I discovered a new type of anxiety this year: you set up a great advertising campaign and spend money regularly, yet some weeks you don’t get results. Zero conversions. No new leads. It cuts deeper than you think: I quickly get insecure and anxious when it happens.
I delivered two dozen classes and workshops between October and November. Sometimes one day after the other. In 2023 I always plan to have two free days: one before and one after a big workshop.
A successful facilitated day with a team is heavily draining, and the only way to stay sane as a facilitator is to rest enough.
GTD and hyperfocus
GTD is still keeping me sane. I couldn’t live without it.
I didn’t produce as many long-form articles as I wished: 3 including this one. I also sent fewer newsletters: 6 (vs. the planned 12). I added 3 case studies to the website.
But: I did produce dozens of new landing pages, many revisions thereof, and updated the home page, bio, and case studies section of the website.
What gave me joy in ’22
There’s so much that brought joy this year, and I wish to celebrate with you:
- I joined three wonderful wedding celebrations;
- I recharged my emotional batteries with the company of many precious friends;
- I relaxed in my garden like I never thought I would;
- I feasted my eyes on the nature around my house;
- The renovations at the house are giving me a great sense of accomplishment;
- I did (most of) the driving I wished and enjoyed the experience of driving in 1972 every day I wished.
Trackdays in 2023
I will plan some track days in 2023, to return to an activity I love. I am actively looking for a track day buddy to make driving more social.
Good routines only and better sleep
I am continuing to dig deeper into the causes of bad sleep and it will be a focus area for 2023.
Better business, better mind
I am making radical changes to my business that will positively impact my overall well-being. I count on these.
I went on very few dates this year and plan to change this for ’23.
This year has been great for my physical health. I’ve been working with my trainer on asymmetrical exercises that have helped me improve my form and self-perception, even if I haven’t progressed much in weight or repetitions. I’ve also been using my home gym regularly, which has been a great convenience.
On the downside, I’ve had to postpone my tonsillectomy twice and may have to continue living with occasional tonsillitis. I also had a mild case of COVID-19, which was unpleasant but didn’t have long-lasting effects. In the future, I’m planning to get a booster shot in February and October to avoid another infection.
Feeling very fit
It’s been a good year for my aging body. My training with Nico at Spree Crossfit went up a notch with mainly asymmetrical exercises that finally solved my lower back issue.
I didn’t progress so much in weight or repetitions but instead worked on getting a better and better form, learning how to use my abs to keep my body together and acquiring a better self perception.
My home gym got a good amount of use this year. Having the gym so easily within reach is such a privilege.

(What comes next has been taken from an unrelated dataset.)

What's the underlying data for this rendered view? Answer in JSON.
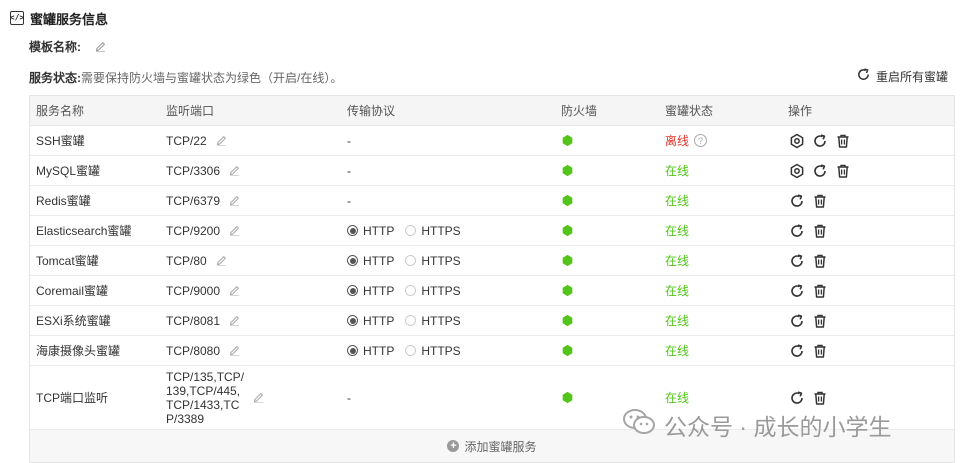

Twice this year my appointment to get my tonsils removed was postponed, the last one definitively. I don’t have the required amount of tonsillitis per year to justify removing them. So I will need to learn how to live with this. It’s a big disappointment as I was so looking forward to getting rid of this issue.
Hello again, Covid
I had mild covid, with three horrible days and a 2/3 weeks recovery where I could feel I was not yet fully fit. I got infected because I forgot to get my booster six months after the previous infection. I am not making this mistake again: in February, I will get my booster, and if all goes to plan again in October.
This year I produced an estimated 18 tons of CO2. That’s 1 ton less than last year.
In the absence of better ways, I am still offsetting twice the amount with the UN offsetting platform.
Paying attention to the thermostat and the warm water boiler means that I consumed an estimated 2 tons for heating and warm water. If you consider that the house is from the 17th century, that’s some seriously good performance.
This was a great year and I am glad you came along for the ride. But don’t be a stranger: you’re one of my accountability buddies. Drop me a line now to let me know. And if you don’t already please sign up to my email list. The signup form is below.